The $50 million to $100 million project will replace the current school building, which former school dean Prof Greg Seymour has said did not meet ''the requirements of the 21st century''.
University chief operating officer John Patrick recently said this would be the ''highest-cost and possibly most complex capital works project ever undertaken by this university''.
Mr MacKay said a value management workshop was held last August to help in further defining the project brief.
This did not provide any significant project savings, but later work had ''provided options which should allow the project to proceed''.
And efforts were being made to get the project ''back on track'', the report noted.
Mr Patrick said in February the university aimed to spend more than $600 million on infrastructure as part of its priority development plan.
Most projects in that plan - including the dentistry school - would start in the next two years, he said.
Asked later about more recent progress, Mr Patrick said the project was included in a ''revised and updated priority development plan'', which would be considered by the University Council midyear.

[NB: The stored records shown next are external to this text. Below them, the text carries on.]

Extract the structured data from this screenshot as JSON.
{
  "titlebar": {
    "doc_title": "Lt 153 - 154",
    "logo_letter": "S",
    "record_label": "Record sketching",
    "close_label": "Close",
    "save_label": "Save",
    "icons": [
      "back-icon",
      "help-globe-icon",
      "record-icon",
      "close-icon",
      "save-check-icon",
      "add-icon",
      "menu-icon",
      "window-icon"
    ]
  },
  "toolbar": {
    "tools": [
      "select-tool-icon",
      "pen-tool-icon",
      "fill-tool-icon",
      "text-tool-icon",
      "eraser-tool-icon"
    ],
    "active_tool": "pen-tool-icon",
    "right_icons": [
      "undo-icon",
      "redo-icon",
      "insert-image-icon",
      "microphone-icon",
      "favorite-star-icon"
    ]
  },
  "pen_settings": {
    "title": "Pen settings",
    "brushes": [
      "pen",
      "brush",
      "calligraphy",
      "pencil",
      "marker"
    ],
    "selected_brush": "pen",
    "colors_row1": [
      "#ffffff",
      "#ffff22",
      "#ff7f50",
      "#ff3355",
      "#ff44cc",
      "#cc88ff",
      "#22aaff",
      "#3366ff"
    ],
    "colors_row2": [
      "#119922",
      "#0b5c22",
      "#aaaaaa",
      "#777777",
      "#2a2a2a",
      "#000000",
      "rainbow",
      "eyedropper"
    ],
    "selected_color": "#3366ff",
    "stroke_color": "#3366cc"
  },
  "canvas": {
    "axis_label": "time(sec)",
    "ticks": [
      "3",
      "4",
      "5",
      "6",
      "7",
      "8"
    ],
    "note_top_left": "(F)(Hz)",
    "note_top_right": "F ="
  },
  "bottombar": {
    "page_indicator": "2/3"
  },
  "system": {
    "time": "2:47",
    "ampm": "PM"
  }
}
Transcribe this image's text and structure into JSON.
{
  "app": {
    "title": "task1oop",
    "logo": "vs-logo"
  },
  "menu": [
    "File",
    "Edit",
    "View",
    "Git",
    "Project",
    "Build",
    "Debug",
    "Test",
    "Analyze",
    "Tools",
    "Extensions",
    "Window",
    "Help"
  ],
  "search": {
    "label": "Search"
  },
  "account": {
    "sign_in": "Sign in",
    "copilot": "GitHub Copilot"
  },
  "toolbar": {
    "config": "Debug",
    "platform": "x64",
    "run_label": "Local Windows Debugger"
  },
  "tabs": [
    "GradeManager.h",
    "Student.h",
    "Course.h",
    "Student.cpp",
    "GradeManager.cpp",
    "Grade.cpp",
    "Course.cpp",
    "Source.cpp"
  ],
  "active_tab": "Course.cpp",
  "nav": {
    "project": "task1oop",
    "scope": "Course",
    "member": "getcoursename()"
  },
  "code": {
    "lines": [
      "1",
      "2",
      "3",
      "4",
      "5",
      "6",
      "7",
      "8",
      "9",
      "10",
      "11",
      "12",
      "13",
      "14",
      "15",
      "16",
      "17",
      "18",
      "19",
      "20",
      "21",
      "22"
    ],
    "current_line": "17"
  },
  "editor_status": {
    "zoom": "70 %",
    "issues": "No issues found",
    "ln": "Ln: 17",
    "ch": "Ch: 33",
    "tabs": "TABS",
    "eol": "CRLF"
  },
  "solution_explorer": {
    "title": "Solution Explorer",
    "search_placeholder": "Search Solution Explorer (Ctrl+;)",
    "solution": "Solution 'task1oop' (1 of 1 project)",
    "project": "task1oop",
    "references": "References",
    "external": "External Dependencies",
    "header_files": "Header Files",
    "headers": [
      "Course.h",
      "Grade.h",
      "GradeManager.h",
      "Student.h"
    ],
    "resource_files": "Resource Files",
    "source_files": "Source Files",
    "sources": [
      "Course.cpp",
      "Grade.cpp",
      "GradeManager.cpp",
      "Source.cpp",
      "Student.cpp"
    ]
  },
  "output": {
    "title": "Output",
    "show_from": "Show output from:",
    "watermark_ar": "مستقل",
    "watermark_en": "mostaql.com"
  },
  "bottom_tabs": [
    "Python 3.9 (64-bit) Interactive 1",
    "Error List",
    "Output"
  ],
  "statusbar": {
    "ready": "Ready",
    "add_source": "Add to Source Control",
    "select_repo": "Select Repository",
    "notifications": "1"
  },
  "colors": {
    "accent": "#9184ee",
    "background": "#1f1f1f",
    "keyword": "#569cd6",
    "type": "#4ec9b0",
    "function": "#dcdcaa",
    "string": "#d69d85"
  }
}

Asked when any physical work was likely to start on site, he said it was ''still too early to determine this''.
''However, this is a very important project and we expect it to have a very high priority,'' he said.
''Assuming that council approves the high priority of the dental project, more detailed planning and costing of the preferred option will follow.''
This would lead to a formal capital expenditure evaluation and a request for a project budget in due course.
Given the project's cost and complexity, it would have a ''large number of challenges''.
It was ''too early to specify exactly what these challenges will be'' until the preferred option was agreed by the project working party and detailed planning work proceeded.
At the university's latest council meeting Mr Patrick said rehousing staff during construction would be a significant challenge for the project.